When mold exists within the living space, contact with mold and the moisture that feeds the mold may cause damage to a tenant's personal property, including clothing and furniture. However, absent wrongdoing or culpable negligence by the landlord, the landlord will not nomally be liable for the damage.
For example, if a tenant's apartment floods due to an unexpected maintenance problem, although the landlord is obligated to clean up the water from the premises, the landlord is not ordinarily responsible to clean or dry the tenant's personal belongings. If a tenant allows the belongings to remain wet, such that they become moldy, the tenant will not be able to hold the landlord responsible.
However, if a landlord is aware of a water leak and does not repair it, and mold grows in the premises as a result of the leak without the tenant's knowledge, the landlord is potentially liable for any damage to the tenant's property. For example, the leak and mold may occur in a storage area or the back of a little-used closet, such that the tenant is not aware of the problem or that the tenant's property is becoming damaged.
Once a tenant is aware of a mold or water problem, the tenant should remove property that may be affected by the problem from a location where it might become damaged, and take reasonable measures to prevent further damage to any property already exposed to the problem.
Most health problems caused by mold tend to be modest, and to clear up once the mold is removed or the affected person leaves the premises. However, sometimes mold has a more significant impact on health, whether due to the nature and extent of the mold problem or due to the age or medical condition of the person exposed to the mold.
At the lower end of the damages scale, if a tenant can demonstrate the presence of mold and airborne mold spores within the dwelling unit, even if the symptoms from mold exposure are modest, and potentially even if the principal claim is that the premises smell bad, the tenant may be able to recover a modest amount of compensation for the symptoms and for emotional distress caused by the exposure, and may also be able to obtain a rent abatement -- a reduction in the amount of rent owed, with the landlord being required to refund the difference in the rent -- for the period of time that the landlord allowed the problem to continue.
At the higher end of the damages scale, somebody who develops serious health problems that can be medically attributed to the mold exposure may be able to recover a substantial award of damages as a result of the exposure. Damages could include recovery medical fees, lost past or future wages, pain and suffering and, in some states, could potentially include punitive damages.
The Role of a Personal Injury Lawyer
For cases involving serious personal injury, litigation may involve a considerable investment in mold testing, as well as the cost of proving a causal connection between the health symptoms and any mold exposure. For less serious cases, it may be possible to work out an acceptable settlement with the landlord or the landlord's insurance company, such as the release from the lease, medical expenses and moving costs. But when damages are significant, or proof of causation will be difficult, having a lawyer on board may be the best way to prove a case and recover fair compensation.
Lawyers who handle personal injury claims work on a contingency fee basis, meaning that they do not charge a lawyer fee unless they recover money through a settlement or favorable verdict. It thus makes sense to consult a lawyer about any medical injury that you believe may have been caused by mold exposure -- it costs nothing, but you get a professional assessment of your situation and chances of recovering compensation.
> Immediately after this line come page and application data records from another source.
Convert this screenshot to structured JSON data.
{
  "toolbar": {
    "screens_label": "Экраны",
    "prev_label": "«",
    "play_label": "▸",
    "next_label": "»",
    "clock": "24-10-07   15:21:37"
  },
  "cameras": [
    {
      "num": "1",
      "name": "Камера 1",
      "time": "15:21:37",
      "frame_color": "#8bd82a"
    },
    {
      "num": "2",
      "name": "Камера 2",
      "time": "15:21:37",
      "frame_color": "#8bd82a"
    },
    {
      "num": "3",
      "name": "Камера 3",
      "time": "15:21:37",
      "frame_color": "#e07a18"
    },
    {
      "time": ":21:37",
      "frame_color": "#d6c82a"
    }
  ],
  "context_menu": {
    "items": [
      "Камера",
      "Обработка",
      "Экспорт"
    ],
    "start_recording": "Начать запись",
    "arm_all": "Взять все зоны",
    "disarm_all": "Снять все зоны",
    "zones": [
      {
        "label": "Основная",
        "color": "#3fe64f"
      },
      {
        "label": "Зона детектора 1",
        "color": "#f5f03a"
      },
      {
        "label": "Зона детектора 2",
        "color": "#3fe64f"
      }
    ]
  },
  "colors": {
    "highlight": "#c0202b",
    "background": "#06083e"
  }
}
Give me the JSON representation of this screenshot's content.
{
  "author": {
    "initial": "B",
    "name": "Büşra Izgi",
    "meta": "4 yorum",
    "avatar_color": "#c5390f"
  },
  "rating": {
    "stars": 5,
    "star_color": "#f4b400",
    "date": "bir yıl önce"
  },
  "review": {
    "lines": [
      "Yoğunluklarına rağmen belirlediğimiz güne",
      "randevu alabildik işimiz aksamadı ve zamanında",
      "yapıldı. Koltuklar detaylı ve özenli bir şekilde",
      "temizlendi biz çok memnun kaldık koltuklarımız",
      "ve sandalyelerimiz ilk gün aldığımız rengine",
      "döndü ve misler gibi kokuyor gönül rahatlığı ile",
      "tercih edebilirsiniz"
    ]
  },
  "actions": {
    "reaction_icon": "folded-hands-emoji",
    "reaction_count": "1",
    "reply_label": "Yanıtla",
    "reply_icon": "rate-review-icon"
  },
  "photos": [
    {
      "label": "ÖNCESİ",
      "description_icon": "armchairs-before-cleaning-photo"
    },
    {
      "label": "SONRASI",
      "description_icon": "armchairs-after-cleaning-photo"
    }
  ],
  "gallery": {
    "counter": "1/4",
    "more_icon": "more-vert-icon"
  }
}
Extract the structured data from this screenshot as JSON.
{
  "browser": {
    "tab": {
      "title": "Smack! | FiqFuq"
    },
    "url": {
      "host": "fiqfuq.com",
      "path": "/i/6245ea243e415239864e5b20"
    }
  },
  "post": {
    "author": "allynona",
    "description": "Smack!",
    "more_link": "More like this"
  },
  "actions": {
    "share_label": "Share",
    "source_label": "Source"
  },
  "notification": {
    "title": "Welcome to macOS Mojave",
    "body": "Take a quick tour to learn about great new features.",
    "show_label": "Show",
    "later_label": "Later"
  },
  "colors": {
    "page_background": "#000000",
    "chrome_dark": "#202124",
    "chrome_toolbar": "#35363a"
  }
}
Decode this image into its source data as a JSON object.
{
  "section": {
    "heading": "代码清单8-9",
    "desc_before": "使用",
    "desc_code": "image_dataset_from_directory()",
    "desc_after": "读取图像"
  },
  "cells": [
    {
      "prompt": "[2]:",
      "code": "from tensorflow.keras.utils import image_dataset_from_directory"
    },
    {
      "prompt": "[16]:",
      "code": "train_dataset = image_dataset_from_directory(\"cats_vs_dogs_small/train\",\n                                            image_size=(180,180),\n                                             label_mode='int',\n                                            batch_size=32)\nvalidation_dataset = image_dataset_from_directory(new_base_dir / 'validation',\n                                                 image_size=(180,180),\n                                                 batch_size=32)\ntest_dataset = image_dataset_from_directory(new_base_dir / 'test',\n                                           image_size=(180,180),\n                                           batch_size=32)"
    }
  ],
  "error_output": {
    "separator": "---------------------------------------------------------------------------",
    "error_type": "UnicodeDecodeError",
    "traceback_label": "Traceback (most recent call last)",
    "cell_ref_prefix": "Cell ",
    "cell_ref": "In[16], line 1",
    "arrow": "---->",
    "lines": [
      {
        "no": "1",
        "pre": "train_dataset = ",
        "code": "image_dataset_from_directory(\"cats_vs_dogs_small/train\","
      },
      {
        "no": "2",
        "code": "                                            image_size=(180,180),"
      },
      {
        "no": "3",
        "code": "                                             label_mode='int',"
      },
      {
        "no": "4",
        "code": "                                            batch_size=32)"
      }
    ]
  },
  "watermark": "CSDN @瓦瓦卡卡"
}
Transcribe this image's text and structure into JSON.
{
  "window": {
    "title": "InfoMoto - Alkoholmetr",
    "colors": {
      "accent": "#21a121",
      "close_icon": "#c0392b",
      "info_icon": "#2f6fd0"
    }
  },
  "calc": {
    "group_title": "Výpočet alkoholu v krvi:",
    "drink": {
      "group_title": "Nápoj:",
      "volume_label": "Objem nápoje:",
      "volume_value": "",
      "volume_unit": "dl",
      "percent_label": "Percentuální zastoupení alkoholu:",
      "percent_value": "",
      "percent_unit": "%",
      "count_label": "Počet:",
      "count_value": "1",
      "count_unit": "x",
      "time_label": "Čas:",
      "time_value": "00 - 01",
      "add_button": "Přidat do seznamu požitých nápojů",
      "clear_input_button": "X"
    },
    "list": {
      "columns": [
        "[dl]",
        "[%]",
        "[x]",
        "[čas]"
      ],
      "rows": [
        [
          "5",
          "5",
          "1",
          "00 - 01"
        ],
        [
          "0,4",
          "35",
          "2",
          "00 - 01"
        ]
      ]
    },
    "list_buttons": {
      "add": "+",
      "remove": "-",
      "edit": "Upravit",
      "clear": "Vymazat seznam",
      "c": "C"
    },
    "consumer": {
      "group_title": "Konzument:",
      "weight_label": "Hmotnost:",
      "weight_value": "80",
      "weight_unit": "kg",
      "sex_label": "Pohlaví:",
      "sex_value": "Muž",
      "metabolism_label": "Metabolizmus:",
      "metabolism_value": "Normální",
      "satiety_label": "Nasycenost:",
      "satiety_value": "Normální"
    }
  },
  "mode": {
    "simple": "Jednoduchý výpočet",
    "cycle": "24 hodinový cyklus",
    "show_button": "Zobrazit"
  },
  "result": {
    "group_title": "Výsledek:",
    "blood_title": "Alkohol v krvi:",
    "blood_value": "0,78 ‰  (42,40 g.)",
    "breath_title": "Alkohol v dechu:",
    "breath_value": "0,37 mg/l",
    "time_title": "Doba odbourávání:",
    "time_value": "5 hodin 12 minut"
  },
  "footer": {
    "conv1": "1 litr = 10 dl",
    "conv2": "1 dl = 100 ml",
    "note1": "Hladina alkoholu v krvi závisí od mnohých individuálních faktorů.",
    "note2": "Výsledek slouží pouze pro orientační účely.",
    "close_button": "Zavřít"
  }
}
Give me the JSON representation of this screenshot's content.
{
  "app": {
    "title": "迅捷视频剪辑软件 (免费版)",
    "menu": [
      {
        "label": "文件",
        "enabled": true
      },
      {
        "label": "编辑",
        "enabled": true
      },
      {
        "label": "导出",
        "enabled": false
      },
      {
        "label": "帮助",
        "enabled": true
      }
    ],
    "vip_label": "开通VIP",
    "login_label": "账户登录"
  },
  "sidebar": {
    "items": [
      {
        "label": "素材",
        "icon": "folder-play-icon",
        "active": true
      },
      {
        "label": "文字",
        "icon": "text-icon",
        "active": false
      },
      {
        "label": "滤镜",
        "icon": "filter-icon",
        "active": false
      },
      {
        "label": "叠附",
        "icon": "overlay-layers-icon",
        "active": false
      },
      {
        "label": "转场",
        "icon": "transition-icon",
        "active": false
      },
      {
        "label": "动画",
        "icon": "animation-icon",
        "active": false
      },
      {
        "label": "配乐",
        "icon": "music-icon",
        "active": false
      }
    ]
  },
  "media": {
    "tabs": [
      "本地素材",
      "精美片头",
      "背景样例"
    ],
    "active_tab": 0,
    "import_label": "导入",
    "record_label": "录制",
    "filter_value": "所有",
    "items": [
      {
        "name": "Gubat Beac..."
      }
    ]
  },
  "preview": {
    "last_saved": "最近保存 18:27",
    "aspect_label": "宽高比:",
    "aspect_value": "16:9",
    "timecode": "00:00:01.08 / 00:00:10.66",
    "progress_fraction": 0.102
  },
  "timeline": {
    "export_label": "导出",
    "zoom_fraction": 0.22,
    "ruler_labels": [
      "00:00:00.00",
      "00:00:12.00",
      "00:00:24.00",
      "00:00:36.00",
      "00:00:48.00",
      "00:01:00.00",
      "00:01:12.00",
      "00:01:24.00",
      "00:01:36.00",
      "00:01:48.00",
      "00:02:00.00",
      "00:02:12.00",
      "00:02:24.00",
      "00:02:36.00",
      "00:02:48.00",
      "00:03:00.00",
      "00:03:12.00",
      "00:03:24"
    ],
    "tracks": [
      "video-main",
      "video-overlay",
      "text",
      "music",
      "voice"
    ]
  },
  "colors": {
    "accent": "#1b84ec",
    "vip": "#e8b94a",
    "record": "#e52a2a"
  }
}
1. Most states significantly restrict a landlord's ability to shift maintenance costs to a tenant. If your lease includes a provision that makes you partially or wholly responsible for certain repairs, make sure that you verify that the clause is valid under your state's laws and any applicable local ordinances.